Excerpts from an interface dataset
▼

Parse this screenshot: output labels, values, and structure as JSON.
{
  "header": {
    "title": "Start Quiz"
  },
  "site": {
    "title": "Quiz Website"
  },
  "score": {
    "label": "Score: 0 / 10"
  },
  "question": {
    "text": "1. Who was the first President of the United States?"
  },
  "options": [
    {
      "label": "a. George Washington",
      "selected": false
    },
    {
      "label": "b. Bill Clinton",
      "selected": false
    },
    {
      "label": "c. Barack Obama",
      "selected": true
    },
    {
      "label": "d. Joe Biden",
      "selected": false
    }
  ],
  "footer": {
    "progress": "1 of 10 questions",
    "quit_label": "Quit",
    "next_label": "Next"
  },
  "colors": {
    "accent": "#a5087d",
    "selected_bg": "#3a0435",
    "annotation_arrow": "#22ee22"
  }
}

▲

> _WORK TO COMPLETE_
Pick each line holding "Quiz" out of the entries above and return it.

> _TASK RESULT_
    "title": "Start Quiz"
    "title": "Quiz Website"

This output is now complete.